With that said, I need recommendations for a sedative to use to make the process a little easier and less stressful for my little guy.

So far rescue remedy has been a bust. Any ideas?

Hi LilBoPeepers:
I'm sorry that you have not yet received a response in your new Thread! I would like to make a few other comments beside the use of a "sedative" for possibly making the tooth trimming easier. Also, these are my personal opinions and I am certainly NOT suggesting that they apply the those who are already experienced and successful tooth trimmers! Further, I am not a Veterinarian and I am not a Dentist BUT I am a scientist of sorts and I have done some experience with trimming Squirrel's teeth as have a number of others here on TSB.

Again, my comments and recommendations are my personal opinions and these form the basis for how I perform tooth trimming or have tooth trimming performed. As far as a sedative to make the process of tooth trimming "easier and less stressful;" I believe that I know what you mean but in reality, a sedative is just a medication that provides for sleep or sleepiness and is not in itself effective in preventing or modifying pain (although there should ordinarily be no pain involved in a correctly performed tooth trimming!) or anxiety and fear! What is needed for this is a medication that provides dissociative effects which is a partial or complete loss of awareness of the events that are actually going on (the tooth trimming). That is why I prefer and recommend that tooth trimming be performed by a trained, Squirrel Friendly Veterinarian who can utilize and monitor the status of an inhaled anesthetic agent such as isoflurane in order to have the Squirrel reach an effective level of dissociation. There are many others here who probably disagree with this and as long as they are competent in performing tooth trimming at "home," it should make no difference. Certainly there is an added cost for a Vet to perform this procedure and a Squirrel Friendly Vet is not available everywhere! As far as a medication that may offer some degree of dissociation and help with anxiety and fear; Gabapentin may be of benefit and I have used this in the past for this procedure and as treatment for some other issues.

Next, and again, many may not agree with this either; but I do NOT use clippers! Yes, it is possible with identifying the exact and correct angle and location for the placement of the clippers and by using the optimal type of clipper such as diagonal cutters or nail trimmers for the result to turn out acceptable or even great BUT, to me the risks are too great! It is too easy with clipping to damage the tooth by crushing, twisting (which can result in breakage of the tooth in its long axis and not crosswise as a normal trim would be, loosening of the tooth within the bone or even fracturing the bone. I much prefer using a readily available mini cut-off wheel held in a mini rotary tool such as a high speed (30,000-35,000 RPM) Dremel Tool. Prior to the trimming, I securely but safely restrain the Squirrel by wrapping the entire Squirrel except for the head in a thick flannel (or similar) piece of cloth using the "burrito" technique of wrapping.
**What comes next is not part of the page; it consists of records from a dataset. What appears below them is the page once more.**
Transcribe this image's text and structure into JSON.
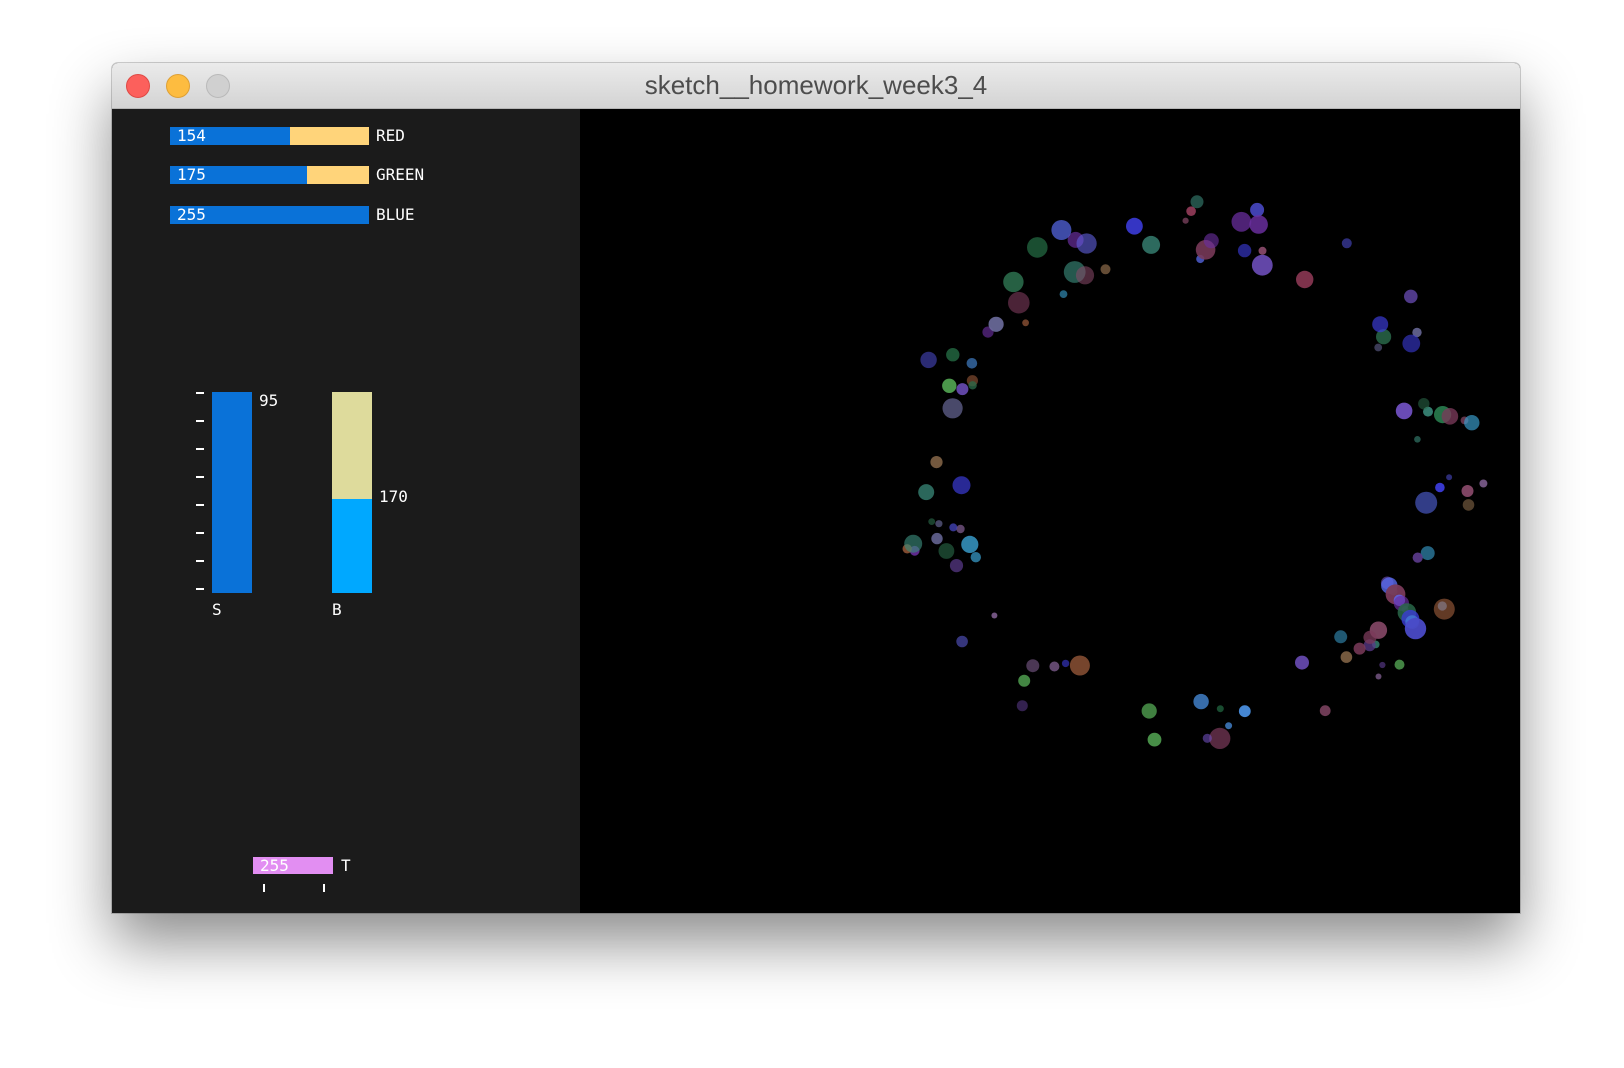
{
  "window": {
    "title": "sketch__homework_week3_4"
  },
  "controls": {
    "red": {
      "label": "RED",
      "value": "154",
      "fraction": 0.604
    },
    "green": {
      "label": "GREEN",
      "value": "175",
      "fraction": 0.686
    },
    "blue": {
      "label": "BLUE",
      "value": "255",
      "fraction": 1.0
    },
    "saturation": {
      "label": "S",
      "value": "95",
      "fraction": 1.0
    },
    "brightness": {
      "label": "B",
      "value": "170",
      "fraction": 0.47
    },
    "transparency": {
      "label": "T",
      "value": "255"
    }
  },
  "colors": {
    "panel_bg": "#1b1b1b",
    "canvas_bg": "#000000",
    "slider_fill": "#0a72d8",
    "slider_track": "#ffd47a",
    "brightness_fill": "#00a8ff",
    "brightness_track": "#dedb9c",
    "transparency_fill": "#e28ef2"
  }
}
I also do NOT ordinarily do the trimming myself as it helps facilitate the procedure while helping maintain a safety margin to have someone hold the restrained Squirrel while the other performs the actual trimming. Use of a Rotary Tool requires minimal pressure against the tooth but I still place a resistance of one or two tongue depressors against the "back" of the tooth which also helps protect the mouth during the very short period time to complete the trimming. I usually start the Rotary tool several feet distant from the Squirrel and walk up to the restrained Squirrel with the Rotary Tool running the entire time. This will help keep the initial startle reaction of the Squirrel to the sound of the Tool beginning to run to cause a jerk that may interfere with accurately preforming the procedure!

I know this is a little bit more than you asked for but I wanted to primarily make the recommendation for a Veterinarian to perform this procedure for you if possible and also make some other comments that I feel are relevant and at least worth considering.

Regards,
SamtheSquirrel